Published December 2, 2020

EPA’s many achievements over the last 50 years were made possible by our dedicated scientists and engineers who care deeply about the environment and their work to protect it. As we look forward to 50 more years of protecting public health and the environment, EPA researchers share their advice for the next generation of environmental scientists and engineers.

Beth GeorgeEPA's Dr. Beth George. "Follow your passion, make everyday a learning opportunity, and connect with a mentor." Beth George, Ph.D., Director, Gulf Ecosystem Measurement & Modeling Division

"First off, WE NEED YOU. The world needs smart, passionate, innovative scientists to help fix our environmental problems, problems that are becoming more and more complex. So, my suggestion to the next generation is  to follow your passion to protect our environment and to develop skills and experiences in multiple disciplines because solutions to these complex issues need sophisticated, multidisciplinary approaches. We are counting on you – go for it!" Gregory Sayles, Ph.D., Director, Center for Environmental Solutions and Emergency Response

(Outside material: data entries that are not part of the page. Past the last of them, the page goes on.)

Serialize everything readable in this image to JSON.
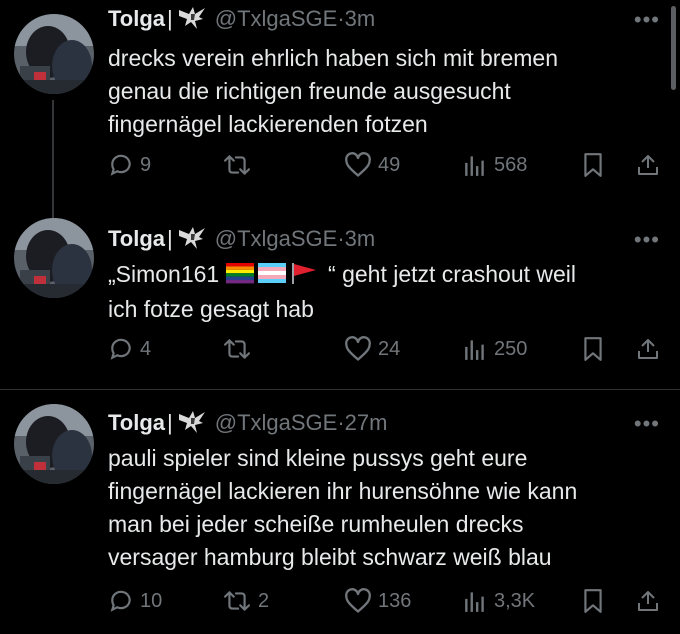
{
  "tweets": [
    {
      "name": "Tolga",
      "separator": "|",
      "handle": "@TxlgaSGE",
      "dot": "·",
      "time": "3m",
      "lines": [
        {
          "text": "drecks verein ehrlich haben sich mit bremen"
        },
        {
          "text": "genau die richtigen freunde ausgesucht"
        },
        {
          "text": "fingernägel lackierenden fotzen"
        }
      ],
      "replies": "9",
      "reposts": "",
      "likes": "49",
      "views": "568"
    },
    {
      "name": "Tolga",
      "separator": "|",
      "handle": "@TxlgaSGE",
      "dot": "·",
      "time": "3m",
      "lines": [
        {
          "prefix": "„Simon161",
          "suffix": "“ geht jetzt crashout weil"
        },
        {
          "text": "ich fotze gesagt hab"
        }
      ],
      "replies": "4",
      "reposts": "",
      "likes": "24",
      "views": "250"
    },
    {
      "name": "Tolga",
      "separator": "|",
      "handle": "@TxlgaSGE",
      "dot": "·",
      "time": "27m",
      "lines": [
        {
          "text": "pauli spieler sind kleine pussys geht eure"
        },
        {
          "text": "fingernägel lackieren ihr hurensöhne wie kann"
        },
        {
          "text": "man bei jeder scheiße rumheulen drecks"
        },
        {
          "text": "versager hamburg bleibt schwarz weiß blau"
        }
      ],
      "replies": "10",
      "reposts": "2",
      "likes": "136",
      "views": "3,3K"
    }
  ],
  "emoji_flags": [
    "rainbow-flag",
    "transgender-flag",
    "red-flag"
  ],
  "colors": {
    "background": "#000000",
    "text": "#e7e9ea",
    "muted": "#71767b",
    "divider": "#2f3336"
  }
}
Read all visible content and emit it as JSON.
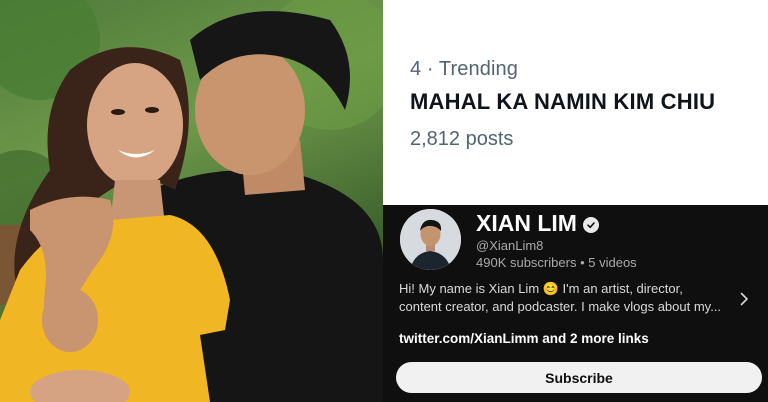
{
  "trending": {
    "meta": "4 · Trending",
    "title": "MAHAL KA NAMIN KIM CHIU",
    "posts": "2,812 posts"
  },
  "channel": {
    "name": "XIAN LIM",
    "handle": "@XianLim8",
    "subscribers": "490K subscribers",
    "separator": "•",
    "videos": "5 videos",
    "description": "Hi! My name is Xian Lim 😊 I'm an artist, director, content creator, and podcaster. I make vlogs about my...",
    "links": "twitter.com/XianLimm and 2 more links",
    "subscribe_label": "Subscribe"
  },
  "icons": {
    "verified": "verified-check-icon",
    "chevron": "chevron-right-icon"
  },
  "colors": {
    "trend_muted": "#536471",
    "channel_bg": "#0f0f0f",
    "subscribe_bg": "#f1f1f1"
  }
}
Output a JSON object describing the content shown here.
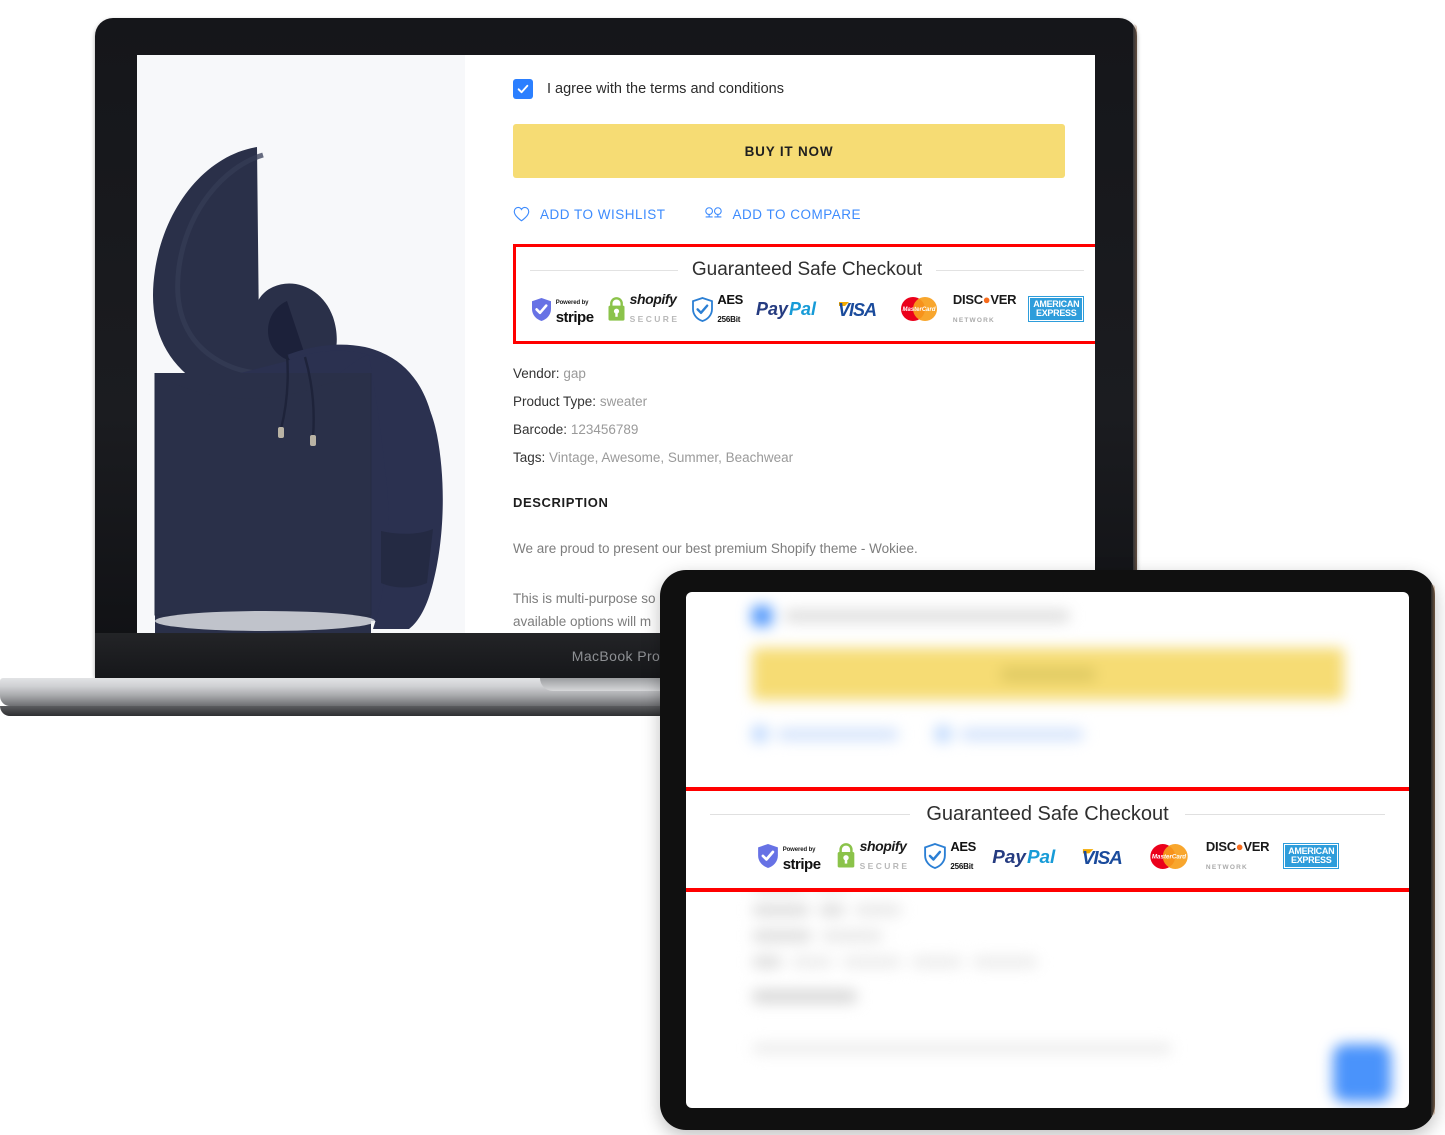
{
  "device_laptop": {
    "name": "MacBook Pro",
    "bezel_label": "MacBook Pro"
  },
  "product": {
    "terms_label": "I agree with the terms and conditions",
    "buy_button": "BUY IT NOW",
    "wishlist_label": "ADD TO WISHLIST",
    "compare_label": "ADD TO COMPARE",
    "meta": {
      "vendor_label": "Vendor:",
      "vendor_value": "gap",
      "type_label": "Product Type:",
      "type_value": "sweater",
      "barcode_label": "Barcode:",
      "barcode_value": "123456789",
      "tags_label": "Tags:",
      "tags_value": "Vintage, Awesome, Summer, Beachwear"
    },
    "description_heading": "DESCRIPTION",
    "description_p1": "We are proud to present our best premium Shopify theme - Wokiee.",
    "description_p2": "This is multi-purpose so",
    "description_p3": "available options will m"
  },
  "safe_checkout": {
    "title": "Guaranteed Safe Checkout",
    "border_color": "#ff0000",
    "badges": [
      {
        "name": "stripe",
        "top": "Powered by",
        "main": "stripe",
        "color": "#6772e5"
      },
      {
        "name": "shopify-secure",
        "main": "shopify",
        "sub": "SECURE",
        "color": "#8bc34a"
      },
      {
        "name": "aes-256bit",
        "main": "AES",
        "sub": "256Bit",
        "color": "#2b7fd4"
      },
      {
        "name": "paypal",
        "main": "PayPal",
        "color1": "#253b80",
        "color2": "#179bd7"
      },
      {
        "name": "visa",
        "main": "VISA",
        "color": "#1a4b9c"
      },
      {
        "name": "mastercard",
        "main": "MasterCard",
        "color1": "#eb001b",
        "color2": "#f79e1b"
      },
      {
        "name": "discover",
        "main": "DISCOVER",
        "sub": "NETWORK",
        "color": "#f76b1c"
      },
      {
        "name": "american-express",
        "line1": "AMERICAN",
        "line2": "EXPRESS",
        "color": "#2e9ddb"
      }
    ]
  },
  "theme": {
    "buy_button_color": "#f6dc74",
    "link_color": "#3d8bfd",
    "checkbox_color": "#2b7fff",
    "gallery_bg": "#f7f8fa",
    "product_color": "#2a3049"
  }
}
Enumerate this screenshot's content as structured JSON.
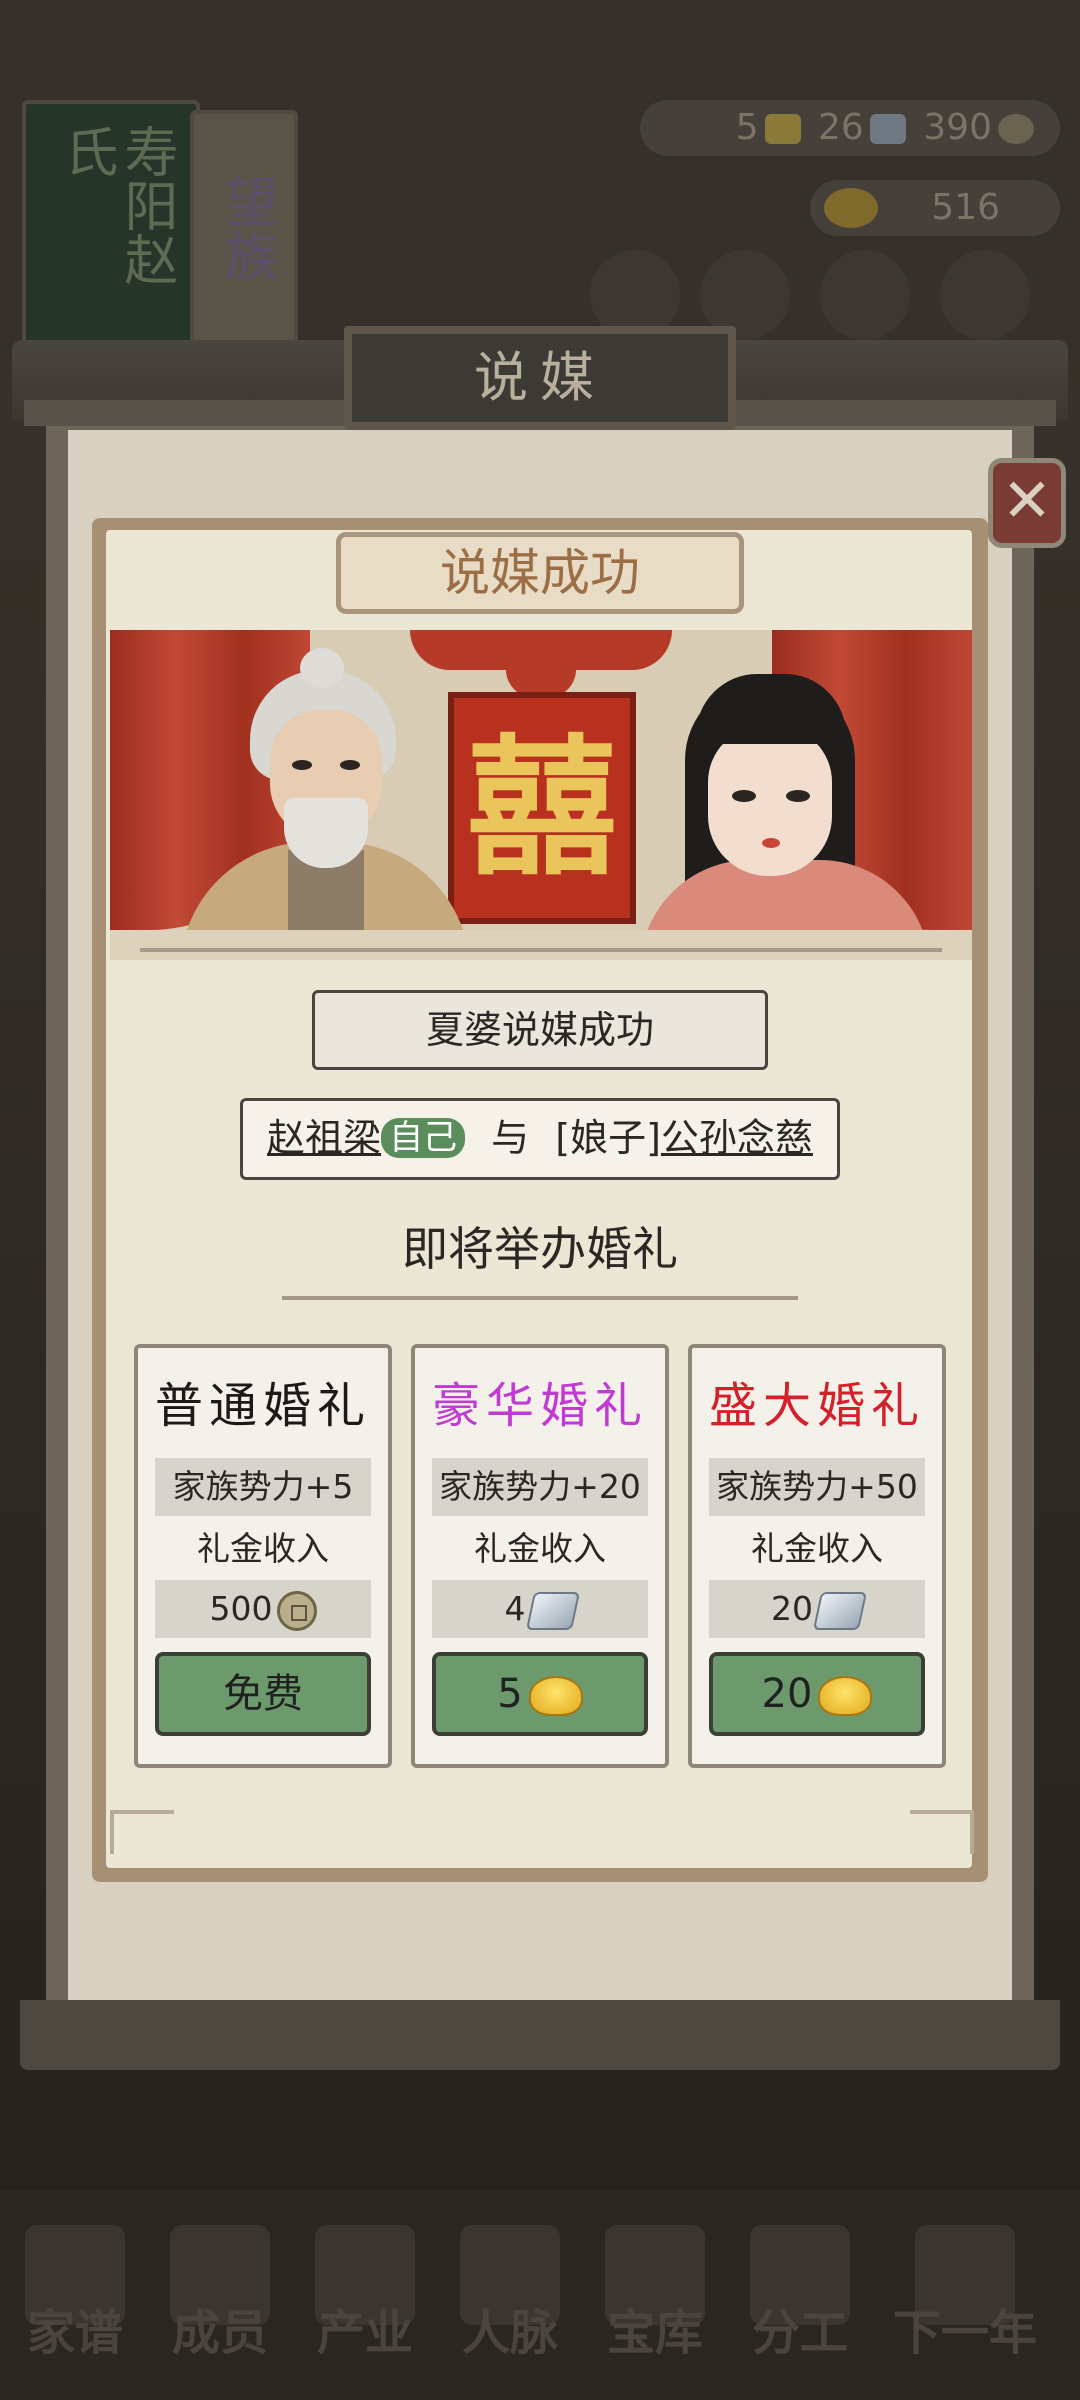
{
  "window_title": "说媒",
  "background": {
    "book1_text": "寿阳赵氏",
    "book2_text": "望族",
    "resources": {
      "item1": "5",
      "item2": "26",
      "item3": "390",
      "gold": "516"
    },
    "nav": [
      "家谱",
      "成员",
      "产业",
      "人脉",
      "宝库",
      "分工",
      "下一年"
    ]
  },
  "dialog": {
    "banner": "说媒成功",
    "xi_char": "囍",
    "match_text": "夏婆说媒成功",
    "groom": "赵祖梁",
    "self_tag": "自己",
    "connector": "与",
    "bride_title": "[娘子]",
    "bride": "公孙念慈",
    "upcoming": "即将举办婚礼",
    "options": [
      {
        "title": "普通婚礼",
        "title_color": "#1c1a18",
        "influence": "家族势力+5",
        "income_label": "礼金收入",
        "income_value": "500",
        "income_icon": "copper-coin-icon",
        "cost": "免费",
        "cost_icon": ""
      },
      {
        "title": "豪华婚礼",
        "title_color": "#c13ad2",
        "influence": "家族势力+20",
        "income_label": "礼金收入",
        "income_value": "4",
        "income_icon": "silver-ingot-icon",
        "cost": "5",
        "cost_icon": "gold-ingot-icon"
      },
      {
        "title": "盛大婚礼",
        "title_color": "#d4202a",
        "influence": "家族势力+50",
        "income_label": "礼金收入",
        "income_value": "20",
        "income_icon": "silver-ingot-icon",
        "cost": "20",
        "cost_icon": "gold-ingot-icon"
      }
    ]
  },
  "colors": {
    "accent_green": "#6d9a6d",
    "banner_text": "#9b6e45",
    "curtain_red": "#b53a28"
  }
}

"If you are motivated by the prospect of helping find solutions to contemporary environmental challenges, a career as an environmental health scientist offers the opportunity to meet these challenges.  At a personal level, environmental health science offer an opportunity for continuous learning and personal growth while acquiring new knowledge that is used for the benefit of the health of people and the quality of the natural environment on which our society depends." Dr. Wayne Cascio, M.D., Director, Center for Public Health and Environmental Assessment

Andrea ClementsEPA's Dr. Andrea Clements "Science takes perseverance. You have to know what you want to do, and you have to work for that. There will be days where you think you don’t have the skills, or you feel like you're hitting your head on the wall, but it's an awesome feeling when you work around your problem and make a breakthrough." Andrea Clements, Ph.D., Air Quality Scientist

"Scientists don’t only study science and nature because it is useful, nice, or a delight. Ultimately, it is beautiful. There is so much to understand and know in science. There is a quote by Henri Poincaré, “If nature were not beautiful, it would not be worth knowing, and if nature were not worth knowing, life would not be worth living.” So the role of the scientist is to understand the beauty of nature."  Endalkachew Sahle-Demessie, Ph.D.,Chemical and Environmental Engineer

Jim Lazorchak,EPA's Dr. Jim Lazorchak

"Become comfortable with failure because a major component of the scientific process is trial and error. Failure is okay! Failing provides some of the biggest learning opportunities and leads to improvement...and new scientific discoveries." Kelsey Miller, Ph.D., Analytical Chemist

"I recommend that young scientists focus on providing the evidence that shows if we restore & maintain the chemical, physical, and biological integrity of our nation’s water and lands, we protect the health & longevity of Americans. Remember what’s good for the fish is good for the people!" Jim Lazorchak, Ph.D., Aquatic Biologist

Editor's Note: The opinions expressed herein are those of the researcher alone. EPA does not endorse the opinions or positions expressed.